Differentiation Trumps Worksheets

Wednesday 21 Nov

Asking all 6th-graders to master the same concept at the same time is like asking all 35-year-olds to wear the same sized shirt. Justin Tarte

Differentiation. The word is teacher jargon, but I can’t think of an everyday word to replace it. Essentially, differentiation is a word that describes what teachers do in the classroom to cater for a range of learning abilities and paces.

In the traditional classroom, worksheets were considered an appropriate teaching strategy. They were neat and consistent, and made for very easy marking by teachers. The problem with worksheets is that they assume all children come to the table with the same basic understanding, and that they will progress with their learning at the same rate. This was appropriate for the industrial era when we had an assembly-line approach to education, but those days have passed.

Contemporary research shows that, just as children develop physically at different rates, they develop academically at different rates. Consider, for example, at which ages each child in your family crawled, walked, talked … it’s most likely that each of your children reached each milestone at a different age. As such, the challenge for educators is to create an environment whereby one lesson can engage and meet the needs of all students. Meeting this challenge is called differentiation.

More often than not, differentiation results in different responses from learners at different stages of learning. Despite the responses being different, they can often each still be correct.

The classic example of differentiation that I often use when quizzed by parents is that of the chess board. How many squares are on a chess board? This is a simple task suitable for use in any year level because the answer, and how this answer is established, will differ according to a child’s ability. A basic level response would be to count each square, one-by-one, and achieve a result of 64. A higher level response would be to count eight across and eight down, multiply, and achieve a result of 64. An even higher level response would be to acknowledge that there are 2x2 squares, 3x3 squares, etc. Perhaps the highest level response would be to realise that there are multiple different-sized squares that overlap with each other, resulting in a total of 204 squares. This response leads to discussions regarding secondary-school concepts such as integer sequences and factorials. Here we have one question about the number of squares on a chess board, with different answers and different ways of reaching these answers, yet all are correct.

A subtler example of differentiation is that of ‘extending the silence’. Giving students time to think about and process a question, and then even more time to develop their own questions to deepen their curiosity and understanding of a topic, allows each child to stretch themselves according to their own potential.

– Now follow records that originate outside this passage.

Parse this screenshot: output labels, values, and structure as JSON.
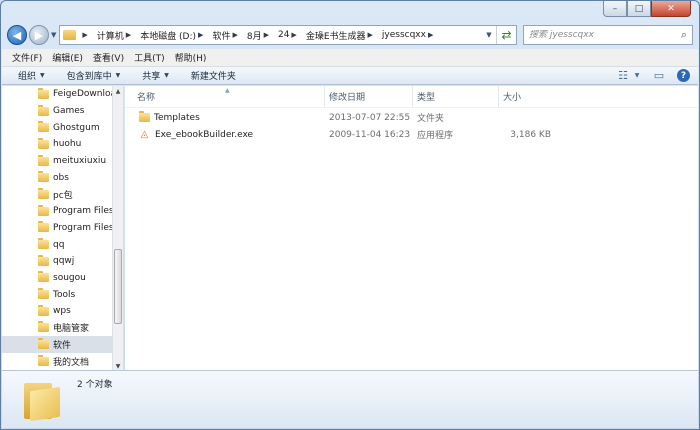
{
  "window": {
    "caption": {
      "minimize": "–",
      "maximize": "□",
      "close": "✕"
    }
  },
  "address": {
    "crumbs": [
      "计算机",
      "本地磁盘 (D:)",
      "软件",
      "8月",
      "24",
      "金璪E书生成器",
      "jyesscqxx"
    ],
    "search_placeholder": "搜索 jyesscqxx"
  },
  "menubar": {
    "items": [
      "文件(F)",
      "编辑(E)",
      "查看(V)",
      "工具(T)",
      "帮助(H)"
    ]
  },
  "commandbar": {
    "organize": "组织",
    "include_library": "包含到库中",
    "share": "共享",
    "new_folder": "新建文件夹"
  },
  "navpane": {
    "items": [
      "FeigeDownloa",
      "Games",
      "Ghostgum",
      "huohu",
      "meituxiuxiu",
      "obs",
      "pc包",
      "Program Files",
      "Program Files",
      "qq",
      "qqwj",
      "sougou",
      "Tools",
      "wps",
      "电脑管家",
      "软件",
      "我的文档"
    ],
    "selected_index": 15
  },
  "columns": {
    "name": "名称",
    "date": "修改日期",
    "type": "类型",
    "size": "大小"
  },
  "files": [
    {
      "name": "Templates",
      "date": "2013-07-07 22:55",
      "type": "文件夹",
      "size": "",
      "icon": "folder-icon"
    },
    {
      "name": "Exe_ebookBuilder.exe",
      "date": "2009-11-04 16:23",
      "type": "应用程序",
      "size": "3,186 KB",
      "icon": "exe-icon"
    }
  ],
  "status": {
    "item_count": "2 个对象"
  }
}
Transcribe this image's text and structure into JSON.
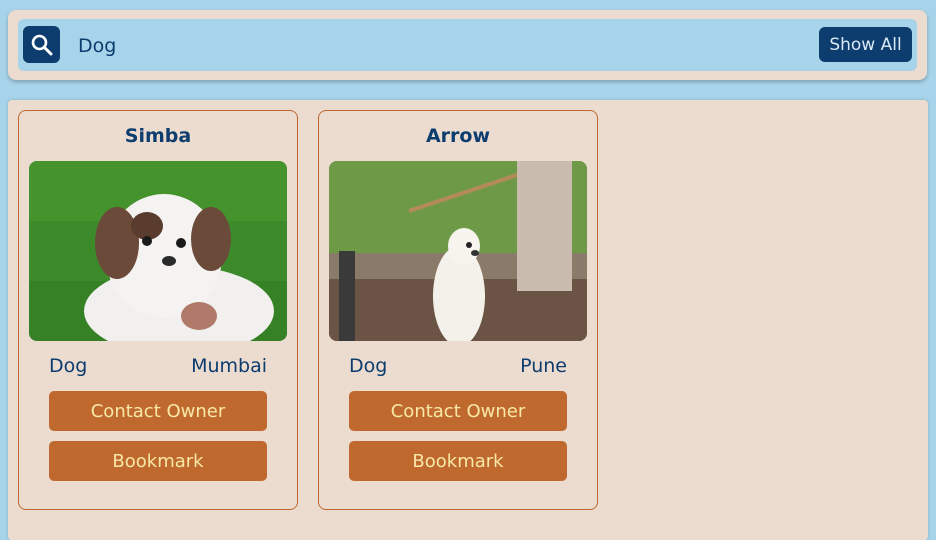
{
  "search": {
    "value": "Dog",
    "show_all_label": "Show All",
    "icon": "search-icon"
  },
  "pets": [
    {
      "name": "Simba",
      "type": "Dog",
      "city": "Mumbai",
      "contact_label": "Contact Owner",
      "bookmark_label": "Bookmark"
    },
    {
      "name": "Arrow",
      "type": "Dog",
      "city": "Pune",
      "contact_label": "Contact Owner",
      "bookmark_label": "Bookmark"
    }
  ],
  "colors": {
    "navy": "#0d3c6e",
    "sky": "#a8d4eb",
    "beige": "#ecdcd0",
    "orange": "#c0692e",
    "button_text": "#f7e8a8"
  }
}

Learning is messy and often inconsistent. It’s not black and white. After all, we are not fostering the development of regimented robots but, rather, our most precious little humans who each come with their wonderfully colourful backgrounds, talents, struggles and quirks. Worksheets still have their place in the contemporary classroom on some occasions, particularly those that draw on open-ended tasks. However, do not be concerned if your child’s learning is not recorded on a traditional worksheet and neatly glued into an exercise book as was the case in my own schooling days. Rest assured that, instead of being put on an assembly line, your child is undergoing learning experiences catered as best as possible to his or her own developmental needs. And, in the same thought, give thanks to our amazing creative teachers who strive daily to deliver engaging lessons that meet a large variety of needs.

- Jane Mueller